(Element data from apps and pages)

+--

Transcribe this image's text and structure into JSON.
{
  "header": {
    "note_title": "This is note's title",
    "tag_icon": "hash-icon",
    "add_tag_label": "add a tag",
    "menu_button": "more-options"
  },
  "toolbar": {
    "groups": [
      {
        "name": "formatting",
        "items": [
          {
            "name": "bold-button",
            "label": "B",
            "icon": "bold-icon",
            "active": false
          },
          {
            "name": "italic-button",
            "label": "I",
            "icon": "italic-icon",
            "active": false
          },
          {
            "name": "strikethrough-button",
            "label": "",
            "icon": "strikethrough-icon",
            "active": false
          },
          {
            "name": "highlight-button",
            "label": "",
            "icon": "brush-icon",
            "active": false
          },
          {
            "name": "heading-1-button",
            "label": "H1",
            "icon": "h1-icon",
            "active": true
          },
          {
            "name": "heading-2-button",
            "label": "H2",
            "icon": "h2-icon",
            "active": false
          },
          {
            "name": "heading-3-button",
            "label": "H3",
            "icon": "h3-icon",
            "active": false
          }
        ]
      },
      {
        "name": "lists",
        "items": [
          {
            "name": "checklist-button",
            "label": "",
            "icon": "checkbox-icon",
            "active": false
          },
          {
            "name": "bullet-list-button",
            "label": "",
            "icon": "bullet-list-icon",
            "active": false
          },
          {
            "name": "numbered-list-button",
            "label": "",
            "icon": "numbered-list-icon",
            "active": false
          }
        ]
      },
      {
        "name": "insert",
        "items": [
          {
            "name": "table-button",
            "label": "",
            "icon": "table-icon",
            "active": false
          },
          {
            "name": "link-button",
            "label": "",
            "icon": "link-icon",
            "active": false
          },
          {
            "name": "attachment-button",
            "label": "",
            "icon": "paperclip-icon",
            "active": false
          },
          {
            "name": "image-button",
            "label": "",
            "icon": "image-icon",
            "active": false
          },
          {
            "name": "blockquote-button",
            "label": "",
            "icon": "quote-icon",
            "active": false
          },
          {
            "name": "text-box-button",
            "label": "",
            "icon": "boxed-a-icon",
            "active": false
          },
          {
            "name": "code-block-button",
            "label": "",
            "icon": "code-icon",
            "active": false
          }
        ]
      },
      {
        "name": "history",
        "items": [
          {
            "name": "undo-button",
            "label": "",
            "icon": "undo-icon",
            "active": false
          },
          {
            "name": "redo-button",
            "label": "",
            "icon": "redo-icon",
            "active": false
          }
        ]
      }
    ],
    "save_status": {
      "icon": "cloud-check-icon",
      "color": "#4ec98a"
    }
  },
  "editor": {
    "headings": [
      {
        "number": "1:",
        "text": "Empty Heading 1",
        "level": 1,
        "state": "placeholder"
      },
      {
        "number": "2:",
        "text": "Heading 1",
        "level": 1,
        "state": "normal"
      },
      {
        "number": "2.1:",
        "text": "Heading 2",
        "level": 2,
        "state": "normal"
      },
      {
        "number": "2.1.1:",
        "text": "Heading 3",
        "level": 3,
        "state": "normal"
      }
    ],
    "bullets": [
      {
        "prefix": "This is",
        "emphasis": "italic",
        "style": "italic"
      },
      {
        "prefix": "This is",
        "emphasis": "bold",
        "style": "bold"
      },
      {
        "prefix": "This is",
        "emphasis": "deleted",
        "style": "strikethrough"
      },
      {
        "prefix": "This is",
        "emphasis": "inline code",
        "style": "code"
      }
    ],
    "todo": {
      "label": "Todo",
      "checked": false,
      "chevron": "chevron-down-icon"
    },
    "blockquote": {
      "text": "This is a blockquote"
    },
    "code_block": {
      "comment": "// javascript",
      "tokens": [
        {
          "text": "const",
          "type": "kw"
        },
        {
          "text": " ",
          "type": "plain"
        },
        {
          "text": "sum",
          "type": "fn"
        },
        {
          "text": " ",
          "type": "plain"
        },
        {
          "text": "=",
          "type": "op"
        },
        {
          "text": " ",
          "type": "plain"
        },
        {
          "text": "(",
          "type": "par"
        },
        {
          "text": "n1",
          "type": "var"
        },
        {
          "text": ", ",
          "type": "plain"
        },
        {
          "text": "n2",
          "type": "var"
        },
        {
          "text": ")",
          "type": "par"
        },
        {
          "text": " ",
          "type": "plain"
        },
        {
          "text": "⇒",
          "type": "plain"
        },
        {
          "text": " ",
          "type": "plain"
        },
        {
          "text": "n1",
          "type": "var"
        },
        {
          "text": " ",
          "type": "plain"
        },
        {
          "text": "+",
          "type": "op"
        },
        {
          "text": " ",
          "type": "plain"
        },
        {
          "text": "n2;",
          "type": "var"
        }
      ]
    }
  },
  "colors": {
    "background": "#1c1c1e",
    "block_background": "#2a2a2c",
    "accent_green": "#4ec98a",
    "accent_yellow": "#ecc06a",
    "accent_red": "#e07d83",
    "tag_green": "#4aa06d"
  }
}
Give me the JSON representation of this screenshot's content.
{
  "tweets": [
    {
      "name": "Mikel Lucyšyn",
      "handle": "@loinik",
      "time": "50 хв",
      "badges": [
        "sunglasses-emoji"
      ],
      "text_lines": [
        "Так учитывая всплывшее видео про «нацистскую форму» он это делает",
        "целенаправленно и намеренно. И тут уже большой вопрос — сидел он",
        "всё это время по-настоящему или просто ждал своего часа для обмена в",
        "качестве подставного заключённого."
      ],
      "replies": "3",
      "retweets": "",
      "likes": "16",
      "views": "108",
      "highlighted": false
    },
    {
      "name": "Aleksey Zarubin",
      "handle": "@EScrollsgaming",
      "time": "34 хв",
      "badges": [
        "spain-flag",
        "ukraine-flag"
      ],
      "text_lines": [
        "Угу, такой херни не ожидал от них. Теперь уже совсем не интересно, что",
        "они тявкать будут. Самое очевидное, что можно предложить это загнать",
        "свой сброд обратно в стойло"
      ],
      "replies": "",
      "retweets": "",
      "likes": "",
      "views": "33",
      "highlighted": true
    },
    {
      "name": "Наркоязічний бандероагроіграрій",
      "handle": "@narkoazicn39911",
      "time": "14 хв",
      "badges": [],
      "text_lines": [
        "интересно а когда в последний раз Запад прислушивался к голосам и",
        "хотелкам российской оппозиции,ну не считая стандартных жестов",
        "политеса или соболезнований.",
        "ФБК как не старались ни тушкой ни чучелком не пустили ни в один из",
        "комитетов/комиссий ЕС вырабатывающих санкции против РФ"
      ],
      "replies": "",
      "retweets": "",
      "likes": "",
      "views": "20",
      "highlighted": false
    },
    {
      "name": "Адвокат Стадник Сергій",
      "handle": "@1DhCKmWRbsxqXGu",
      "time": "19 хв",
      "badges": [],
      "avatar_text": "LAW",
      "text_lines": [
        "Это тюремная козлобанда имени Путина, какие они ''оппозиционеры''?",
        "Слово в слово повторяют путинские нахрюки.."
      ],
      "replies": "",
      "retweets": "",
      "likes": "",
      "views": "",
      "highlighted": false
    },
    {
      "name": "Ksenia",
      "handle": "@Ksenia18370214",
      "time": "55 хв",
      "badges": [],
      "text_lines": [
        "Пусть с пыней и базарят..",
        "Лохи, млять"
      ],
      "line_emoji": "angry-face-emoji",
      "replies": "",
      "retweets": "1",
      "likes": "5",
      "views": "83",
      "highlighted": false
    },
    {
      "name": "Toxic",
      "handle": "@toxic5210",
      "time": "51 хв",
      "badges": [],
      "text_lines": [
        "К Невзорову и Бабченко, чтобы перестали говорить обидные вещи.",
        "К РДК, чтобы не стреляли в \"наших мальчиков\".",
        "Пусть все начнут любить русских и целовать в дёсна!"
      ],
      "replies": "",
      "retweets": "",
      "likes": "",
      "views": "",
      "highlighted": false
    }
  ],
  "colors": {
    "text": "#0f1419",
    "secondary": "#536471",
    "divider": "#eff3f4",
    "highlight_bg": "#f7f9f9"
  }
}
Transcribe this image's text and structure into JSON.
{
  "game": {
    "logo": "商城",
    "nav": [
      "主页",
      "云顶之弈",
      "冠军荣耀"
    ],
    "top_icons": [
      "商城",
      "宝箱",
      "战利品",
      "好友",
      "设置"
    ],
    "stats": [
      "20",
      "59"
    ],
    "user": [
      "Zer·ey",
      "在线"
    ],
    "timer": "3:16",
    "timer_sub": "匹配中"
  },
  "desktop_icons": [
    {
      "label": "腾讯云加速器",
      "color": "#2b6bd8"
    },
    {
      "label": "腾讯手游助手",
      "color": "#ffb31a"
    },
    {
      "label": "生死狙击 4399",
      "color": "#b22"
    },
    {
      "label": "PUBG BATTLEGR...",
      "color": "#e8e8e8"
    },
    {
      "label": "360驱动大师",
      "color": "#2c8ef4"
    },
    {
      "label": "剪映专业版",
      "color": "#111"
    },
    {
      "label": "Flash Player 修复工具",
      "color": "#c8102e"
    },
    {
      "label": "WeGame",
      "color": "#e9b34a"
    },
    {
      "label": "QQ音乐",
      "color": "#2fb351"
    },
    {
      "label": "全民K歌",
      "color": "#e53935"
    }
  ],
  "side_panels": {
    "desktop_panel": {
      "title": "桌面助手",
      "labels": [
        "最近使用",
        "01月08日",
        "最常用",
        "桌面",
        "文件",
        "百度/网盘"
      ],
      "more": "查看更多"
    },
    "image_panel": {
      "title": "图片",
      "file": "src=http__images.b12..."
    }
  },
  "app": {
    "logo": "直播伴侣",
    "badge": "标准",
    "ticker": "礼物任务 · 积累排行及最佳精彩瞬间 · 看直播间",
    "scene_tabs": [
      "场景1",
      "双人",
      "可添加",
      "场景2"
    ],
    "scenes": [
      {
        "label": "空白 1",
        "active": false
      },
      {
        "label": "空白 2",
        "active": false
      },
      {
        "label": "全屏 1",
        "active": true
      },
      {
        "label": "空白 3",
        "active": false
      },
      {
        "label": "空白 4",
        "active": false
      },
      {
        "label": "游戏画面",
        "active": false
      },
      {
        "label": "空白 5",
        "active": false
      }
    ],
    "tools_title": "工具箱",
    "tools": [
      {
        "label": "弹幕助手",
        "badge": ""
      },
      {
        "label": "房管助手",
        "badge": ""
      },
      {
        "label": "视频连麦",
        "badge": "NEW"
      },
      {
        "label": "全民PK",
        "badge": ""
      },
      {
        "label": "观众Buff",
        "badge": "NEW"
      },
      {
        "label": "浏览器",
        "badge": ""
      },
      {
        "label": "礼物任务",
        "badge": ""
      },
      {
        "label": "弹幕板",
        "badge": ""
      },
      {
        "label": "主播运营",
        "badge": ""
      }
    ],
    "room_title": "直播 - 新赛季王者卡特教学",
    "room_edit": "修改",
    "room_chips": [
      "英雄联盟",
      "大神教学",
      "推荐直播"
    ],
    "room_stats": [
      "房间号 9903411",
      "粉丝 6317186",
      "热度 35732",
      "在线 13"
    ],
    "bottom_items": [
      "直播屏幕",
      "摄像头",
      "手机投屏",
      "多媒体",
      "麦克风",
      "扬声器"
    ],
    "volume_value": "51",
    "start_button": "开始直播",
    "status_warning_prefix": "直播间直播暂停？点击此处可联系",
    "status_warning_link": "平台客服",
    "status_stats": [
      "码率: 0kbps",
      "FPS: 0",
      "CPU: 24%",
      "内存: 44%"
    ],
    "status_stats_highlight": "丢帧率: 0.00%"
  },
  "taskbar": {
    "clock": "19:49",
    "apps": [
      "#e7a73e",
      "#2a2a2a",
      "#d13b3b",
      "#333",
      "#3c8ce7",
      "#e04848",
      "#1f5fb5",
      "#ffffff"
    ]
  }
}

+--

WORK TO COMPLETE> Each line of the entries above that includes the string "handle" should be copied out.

ANSWER SECTION>
      "handle": "@loinik",
      "handle": "@EScrollsgaming",
      "handle": "@narkoazicn39911",
      "handle": "@1DhCKmWRbsxqXGu",
      "handle": "@Ksenia18370214",
      "handle": "@toxic5210",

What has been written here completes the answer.